I just read an article of Ram Murty about transcendence of special values of L-functions, and it seems that Schanuel's conjecture plays a crucial role in it. So given a positive integer $n$, let's define the set $\mathcal{L}_{n}$ in the following way: $A$ is an element of $\mathcal{L}_{n}$ if and only if $A$ is a set of $n$ complex numbers linearly independent over $\mathbb{Q}$. Now let's denote $E(A)$ the set $\{e^{\alpha_{i}},\alpha_{i}\in A\}$.
My question is: Is it true that there exists a positive integer $k_n$ depending only on $n$ such that for all $\sigma\in\frak{S}(\mathcal{L}_{n})$ the transcendence degree of $\mathbb{Q}(\sigma(A),E(\sigma(A)))$ is $k_n$? If so, proving Schanuel's conjecture would pertain to showing that $k_n\geqslant n$.
I feel I must have misunderstood the question: I thought $\frak{S}(\mathcal{L}_n)$ denoted the symmetry group of the (infinite) set $\mathcal{L}_n$, where, unless I've further misunderstood, the statement is not true. Could you explain the symbolism? –  Todd Trimble Aug 3 '13 at 12:48

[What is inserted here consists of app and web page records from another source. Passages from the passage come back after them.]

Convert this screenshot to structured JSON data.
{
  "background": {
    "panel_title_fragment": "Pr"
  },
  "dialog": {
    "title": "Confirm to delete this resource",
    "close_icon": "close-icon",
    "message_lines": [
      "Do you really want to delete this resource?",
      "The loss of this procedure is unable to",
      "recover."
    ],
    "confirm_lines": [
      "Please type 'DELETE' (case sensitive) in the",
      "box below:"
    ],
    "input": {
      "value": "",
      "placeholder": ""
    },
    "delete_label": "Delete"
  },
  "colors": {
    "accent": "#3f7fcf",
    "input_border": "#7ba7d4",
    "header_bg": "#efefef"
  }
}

Well, just to make sure, let me ask this: What is the difference between this question and asking whether $\mathbb{Q}(A, E(A))$ has the same transcendence degree $k_n$ as $\mathbb{Q}(B, E(B))$, for any $A, B \in \mathcal{L}_n$? Because there is always a $\sigma$ in the symmetric group that takes one element $A$ to another $B$. –  Todd Trimble Aug 3 '13 at 13:55
Anyway, what I'm leading up to can be explained for the case $\mathcal{L}_2$: it should almost always be true (in the sense of measure) that for $\alpha, \beta \in \mathbb{C}$, we have $\alpha, \beta, e^\alpha, e^\beta$ are algebraically independent (thus yielding transcendence degree 4) whereas for some $\alpha, \beta$ (say $\sqrt{2}$ and $\sqrt{3}$) the transcendence degree is at most 2. So you get different transcendence degrees for different $A, B \in \mathcal{L}_n$. –  Todd Trimble Aug 3 '13 at 14:01